> **Dataset**:
━━━
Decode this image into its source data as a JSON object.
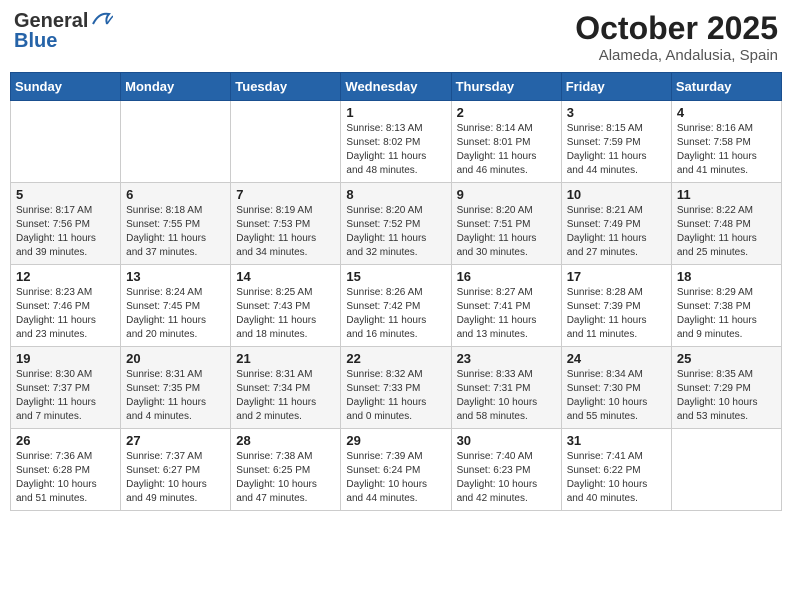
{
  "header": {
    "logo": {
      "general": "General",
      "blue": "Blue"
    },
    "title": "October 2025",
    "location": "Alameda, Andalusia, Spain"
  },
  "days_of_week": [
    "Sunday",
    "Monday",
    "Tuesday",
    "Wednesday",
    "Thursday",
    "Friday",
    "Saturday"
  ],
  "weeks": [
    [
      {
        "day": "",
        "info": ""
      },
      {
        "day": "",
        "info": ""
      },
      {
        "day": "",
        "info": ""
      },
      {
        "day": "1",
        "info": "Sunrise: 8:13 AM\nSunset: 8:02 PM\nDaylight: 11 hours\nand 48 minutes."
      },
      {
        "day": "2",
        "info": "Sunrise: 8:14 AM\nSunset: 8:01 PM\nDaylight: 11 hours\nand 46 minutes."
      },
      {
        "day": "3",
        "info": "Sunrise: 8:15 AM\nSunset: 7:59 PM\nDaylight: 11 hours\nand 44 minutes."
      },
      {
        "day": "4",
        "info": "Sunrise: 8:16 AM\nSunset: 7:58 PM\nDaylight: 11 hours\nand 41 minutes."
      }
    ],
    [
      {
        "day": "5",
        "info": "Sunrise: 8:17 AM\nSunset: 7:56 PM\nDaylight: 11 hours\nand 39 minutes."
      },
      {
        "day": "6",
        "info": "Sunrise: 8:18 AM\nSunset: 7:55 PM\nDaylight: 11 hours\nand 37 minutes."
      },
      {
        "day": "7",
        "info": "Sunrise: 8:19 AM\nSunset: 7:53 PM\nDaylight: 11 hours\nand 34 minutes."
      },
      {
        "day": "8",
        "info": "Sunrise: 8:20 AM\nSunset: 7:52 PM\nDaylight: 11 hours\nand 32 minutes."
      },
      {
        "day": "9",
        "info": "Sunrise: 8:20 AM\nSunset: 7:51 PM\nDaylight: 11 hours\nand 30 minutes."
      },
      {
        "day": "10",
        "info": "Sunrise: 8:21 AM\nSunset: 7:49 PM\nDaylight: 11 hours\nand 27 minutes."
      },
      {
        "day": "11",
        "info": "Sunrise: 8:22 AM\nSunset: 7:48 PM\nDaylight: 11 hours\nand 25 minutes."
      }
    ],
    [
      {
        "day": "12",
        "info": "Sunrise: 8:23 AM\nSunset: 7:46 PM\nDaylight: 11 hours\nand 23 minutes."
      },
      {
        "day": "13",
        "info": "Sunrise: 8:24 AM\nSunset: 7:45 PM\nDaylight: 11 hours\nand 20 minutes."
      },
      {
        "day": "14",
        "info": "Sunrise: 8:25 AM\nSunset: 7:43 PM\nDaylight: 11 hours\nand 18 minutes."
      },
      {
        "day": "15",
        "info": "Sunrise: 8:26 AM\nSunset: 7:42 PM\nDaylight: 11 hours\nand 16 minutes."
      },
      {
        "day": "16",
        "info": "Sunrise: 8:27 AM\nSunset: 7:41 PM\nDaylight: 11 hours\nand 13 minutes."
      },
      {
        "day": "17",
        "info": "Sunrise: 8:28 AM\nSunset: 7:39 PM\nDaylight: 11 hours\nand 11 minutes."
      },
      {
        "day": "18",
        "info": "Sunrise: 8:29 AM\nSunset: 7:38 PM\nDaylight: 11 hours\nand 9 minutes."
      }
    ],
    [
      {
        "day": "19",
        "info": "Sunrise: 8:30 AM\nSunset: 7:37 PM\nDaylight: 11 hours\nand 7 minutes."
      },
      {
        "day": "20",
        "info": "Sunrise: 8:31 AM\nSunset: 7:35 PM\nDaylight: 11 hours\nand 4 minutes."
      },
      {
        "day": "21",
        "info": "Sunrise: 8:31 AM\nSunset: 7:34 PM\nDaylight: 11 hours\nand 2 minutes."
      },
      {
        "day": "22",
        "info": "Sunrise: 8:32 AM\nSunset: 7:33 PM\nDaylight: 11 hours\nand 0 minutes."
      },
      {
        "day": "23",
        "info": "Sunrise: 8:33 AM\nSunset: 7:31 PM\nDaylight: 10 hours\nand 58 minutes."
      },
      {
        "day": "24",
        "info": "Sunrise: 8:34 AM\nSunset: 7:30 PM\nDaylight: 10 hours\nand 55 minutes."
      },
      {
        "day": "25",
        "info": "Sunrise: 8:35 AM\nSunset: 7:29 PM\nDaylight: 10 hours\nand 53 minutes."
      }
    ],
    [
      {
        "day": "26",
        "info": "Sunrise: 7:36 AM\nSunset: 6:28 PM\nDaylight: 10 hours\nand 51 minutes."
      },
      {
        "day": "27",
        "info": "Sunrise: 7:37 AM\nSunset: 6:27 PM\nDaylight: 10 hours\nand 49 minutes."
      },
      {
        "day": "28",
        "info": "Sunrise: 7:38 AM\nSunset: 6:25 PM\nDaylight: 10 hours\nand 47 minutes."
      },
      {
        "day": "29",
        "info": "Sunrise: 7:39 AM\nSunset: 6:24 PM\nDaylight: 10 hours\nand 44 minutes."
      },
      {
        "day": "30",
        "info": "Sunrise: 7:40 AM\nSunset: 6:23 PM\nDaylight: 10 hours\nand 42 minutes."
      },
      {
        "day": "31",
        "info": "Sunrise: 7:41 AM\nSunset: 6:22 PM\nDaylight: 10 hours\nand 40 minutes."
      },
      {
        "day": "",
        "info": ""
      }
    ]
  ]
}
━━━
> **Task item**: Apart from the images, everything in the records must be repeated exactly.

> **Answer area**:
Decode this image into its source data as a JSON object.
{
  "header": {
    "logo": {
      "general": "General",
      "blue": "Blue"
    },
    "title": "October 2025",
    "location": "Alameda, Andalusia, Spain"
  },
  "days_of_week": [
    "Sunday",
    "Monday",
    "Tuesday",
    "Wednesday",
    "Thursday",
    "Friday",
    "Saturday"
  ],
  "weeks": [
    [
      {
        "day": "",
        "info": ""
      },
      {
        "day": "",
        "info": ""
      },
      {
        "day": "",
        "info": ""
      },
      {
        "day": "1",
        "info": "Sunrise: 8:13 AM\nSunset: 8:02 PM\nDaylight: 11 hours\nand 48 minutes."
      },
      {
        "day": "2",
        "info": "Sunrise: 8:14 AM\nSunset: 8:01 PM\nDaylight: 11 hours\nand 46 minutes."
      },
      {
        "day": "3",
        "info": "Sunrise: 8:15 AM\nSunset: 7:59 PM\nDaylight: 11 hours\nand 44 minutes."
      },
      {
        "day": "4",
        "info": "Sunrise: 8:16 AM\nSunset: 7:58 PM\nDaylight: 11 hours\nand 41 minutes."
      }
    ],
    [
      {
        "day": "5",
        "info": "Sunrise: 8:17 AM\nSunset: 7:56 PM\nDaylight: 11 hours\nand 39 minutes."
      },
      {
        "day": "6",
        "info": "Sunrise: 8:18 AM\nSunset: 7:55 PM\nDaylight: 11 hours\nand 37 minutes."
      },
      {
        "day": "7",
        "info": "Sunrise: 8:19 AM\nSunset: 7:53 PM\nDaylight: 11 hours\nand 34 minutes."
      },
      {
        "day": "8",
        "info": "Sunrise: 8:20 AM\nSunset: 7:52 PM\nDaylight: 11 hours\nand 32 minutes."
      },
      {
        "day": "9",
        "info": "Sunrise: 8:20 AM\nSunset: 7:51 PM\nDaylight: 11 hours\nand 30 minutes."
      },
      {
        "day": "10",
        "info": "Sunrise: 8:21 AM\nSunset: 7:49 PM\nDaylight: 11 hours\nand 27 minutes."
      },
      {
        "day": "11",
        "info": "Sunrise: 8:22 AM\nSunset: 7:48 PM\nDaylight: 11 hours\nand 25 minutes."
      }
    ],
    [
      {
        "day": "12",
        "info": "Sunrise: 8:23 AM\nSunset: 7:46 PM\nDaylight: 11 hours\nand 23 minutes."
      },
      {
        "day": "13",
        "info": "Sunrise: 8:24 AM\nSunset: 7:45 PM\nDaylight: 11 hours\nand 20 minutes."
      },
      {
        "day": "14",
        "info": "Sunrise: 8:25 AM\nSunset: 7:43 PM\nDaylight: 11 hours\nand 18 minutes."
      },
      {
        "day": "15",
        "info": "Sunrise: 8:26 AM\nSunset: 7:42 PM\nDaylight: 11 hours\nand 16 minutes."
      },
      {
        "day": "16",
        "info": "Sunrise: 8:27 AM\nSunset: 7:41 PM\nDaylight: 11 hours\nand 13 minutes."
      },
      {
        "day": "17",
        "info": "Sunrise: 8:28 AM\nSunset: 7:39 PM\nDaylight: 11 hours\nand 11 minutes."
      },
      {
        "day": "18",
        "info": "Sunrise: 8:29 AM\nSunset: 7:38 PM\nDaylight: 11 hours\nand 9 minutes."
      }
    ],
    [
      {
        "day": "19",
        "info": "Sunrise: 8:30 AM\nSunset: 7:37 PM\nDaylight: 11 hours\nand 7 minutes."
      },
      {
        "day": "20",
        "info": "Sunrise: 8:31 AM\nSunset: 7:35 PM\nDaylight: 11 hours\nand 4 minutes."
      },
      {
        "day": "21",
        "info": "Sunrise: 8:31 AM\nSunset: 7:34 PM\nDaylight: 11 hours\nand 2 minutes."
      },
      {
        "day": "22",
        "info": "Sunrise: 8:32 AM\nSunset: 7:33 PM\nDaylight: 11 hours\nand 0 minutes."
      },
      {
        "day": "23",
        "info": "Sunrise: 8:33 AM\nSunset: 7:31 PM\nDaylight: 10 hours\nand 58 minutes."
      },
      {
        "day": "24",
        "info": "Sunrise: 8:34 AM\nSunset: 7:30 PM\nDaylight: 10 hours\nand 55 minutes."
      },
      {
        "day": "25",
        "info": "Sunrise: 8:35 AM\nSunset: 7:29 PM\nDaylight: 10 hours\nand 53 minutes."
      }
    ],
    [
      {
        "day": "26",
        "info": "Sunrise: 7:36 AM\nSunset: 6:28 PM\nDaylight: 10 hours\nand 51 minutes."
      },
      {
        "day": "27",
        "info": "Sunrise: 7:37 AM\nSunset: 6:27 PM\nDaylight: 10 hours\nand 49 minutes."
      },
      {
        "day": "28",
        "info": "Sunrise: 7:38 AM\nSunset: 6:25 PM\nDaylight: 10 hours\nand 47 minutes."
      },
      {
        "day": "29",
        "info": "Sunrise: 7:39 AM\nSunset: 6:24 PM\nDaylight: 10 hours\nand 44 minutes."
      },
      {
        "day": "30",
        "info": "Sunrise: 7:40 AM\nSunset: 6:23 PM\nDaylight: 10 hours\nand 42 minutes."
      },
      {
        "day": "31",
        "info": "Sunrise: 7:41 AM\nSunset: 6:22 PM\nDaylight: 10 hours\nand 40 minutes."
      },
      {
        "day": "",
        "info": ""
      }
    ]
  ]
}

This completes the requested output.